Now you understand why after two hours of the afternoon tour at the Hermitage, which is an assemblage of buildings over time, we were surfeited with St Petersburg's splendours. The Winter Palace, built between 1754-62 by Italian architect Bartolomeo Rastrelli for Tsarina Elizabeth, begins with its stunning white and gold main staircase in Baroque design and leads on into hall after hall, room after room, of magnificence. The malachite room with two tonnes of this stone, the gold drawing room, the throne room, the various galleries with vast collections of prehistoric art, classical, oriental, Russian, on and on. Catherine the Great added on to Elizabeth's original palace, including the Raphael Loggias, inspired by Catherine the Great's visit to the Vatican.

Another day we toured the marvelous art collection in the Russian Museum but it was the less-often-visited Yusupov Palace on the Moyka River we enjoyed the most with its excellent art collection, stained glass windows, Rococo-style family theatre, gorgeous tiled Moorish Room, and basement recreation of where the infamous Rasputin was poisoned and shot in December 1917 by Prince Felix Yusupov.

We were even offered a short concert of Russian folk songs in the ballroom. But the most beautiful singing was at the 10 a.m. Russian Orthodox Church service at the Cathedral of Our Lady of Kazan, built 1801-11, just a short walk from our hotel and open to the respectful public.

The enormous wealth of the imperial family and its alliance with the Church made me appreciate perhaps why the communist government banned religion after the revolution, considering how much forced labour went into the accumulation of the wealth and the construction of these cathedrals and palaces.
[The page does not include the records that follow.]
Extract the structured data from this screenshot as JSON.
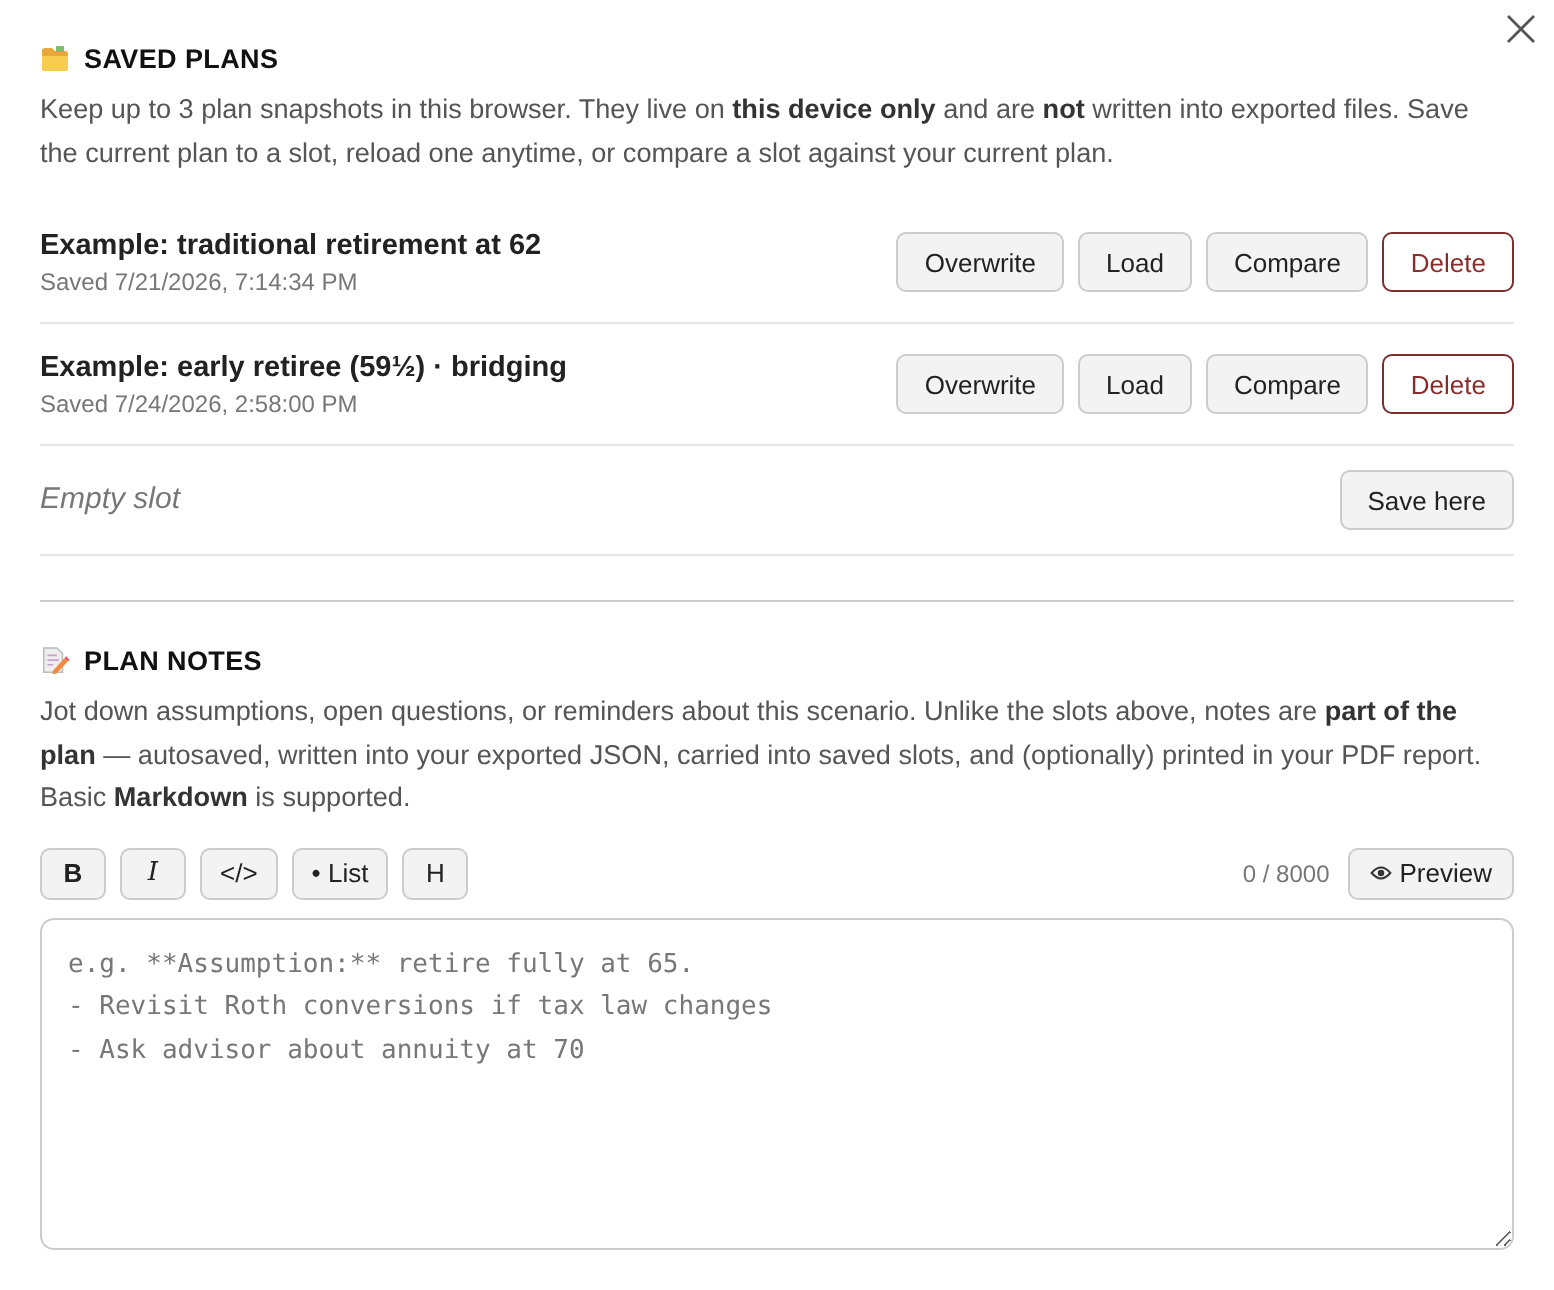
{
  "saved_plans": {
    "title": "SAVED PLANS",
    "description": "Keep up to 3 plan snapshots in this browser. They live on **this device only** and are **not** written into exported files. Save the current plan to a slot, reload one anytime, or compare a slot against your current plan.",
    "slots": [
      {
        "kind": "saved",
        "name": "Example: traditional retirement at 62",
        "saved": "Saved 7/21/2026, 7:14:34 PM",
        "actions": [
          {
            "label": "Overwrite",
            "kind": "normal"
          },
          {
            "label": "Load",
            "kind": "normal"
          },
          {
            "label": "Compare",
            "kind": "normal"
          },
          {
            "label": "Delete",
            "kind": "danger"
          }
        ]
      },
      {
        "kind": "saved",
        "name": "Example: early retiree (59½) · bridging",
        "saved": "Saved 7/24/2026, 2:58:00 PM",
        "actions": [
          {
            "label": "Overwrite",
            "kind": "normal"
          },
          {
            "label": "Load",
            "kind": "normal"
          },
          {
            "label": "Compare",
            "kind": "normal"
          },
          {
            "label": "Delete",
            "kind": "danger"
          }
        ]
      },
      {
        "kind": "empty",
        "name": "Empty slot",
        "actions": [
          {
            "label": "Save here",
            "kind": "normal"
          }
        ]
      }
    ]
  },
  "plan_notes": {
    "title": "PLAN NOTES",
    "description": "Jot down assumptions, open questions, or reminders about this scenario. Unlike the slots above, notes are **part of the plan** — autosaved, written into your exported JSON, carried into saved slots, and (optionally) printed in your PDF report. Basic **Markdown** is supported.",
    "toolbar": [
      {
        "label": "B",
        "kind": "bold"
      },
      {
        "label": "I",
        "kind": "italic"
      },
      {
        "label": "</>",
        "kind": "plain"
      },
      {
        "label": "• List",
        "kind": "plain"
      },
      {
        "label": "H",
        "kind": "plain"
      }
    ],
    "count": "0 / 8000",
    "preview": {
      "label": "Preview"
    },
    "notes": {
      "placeholder": "e.g. **Assumption:** retire fully at 65.\n- Revisit Roth conversions if tax law changes\n- Ask advisor about annuity at 70"
    }
  }
}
To its credit, the Soviet and now the Russian governments have restored these monuments and freedom to worship.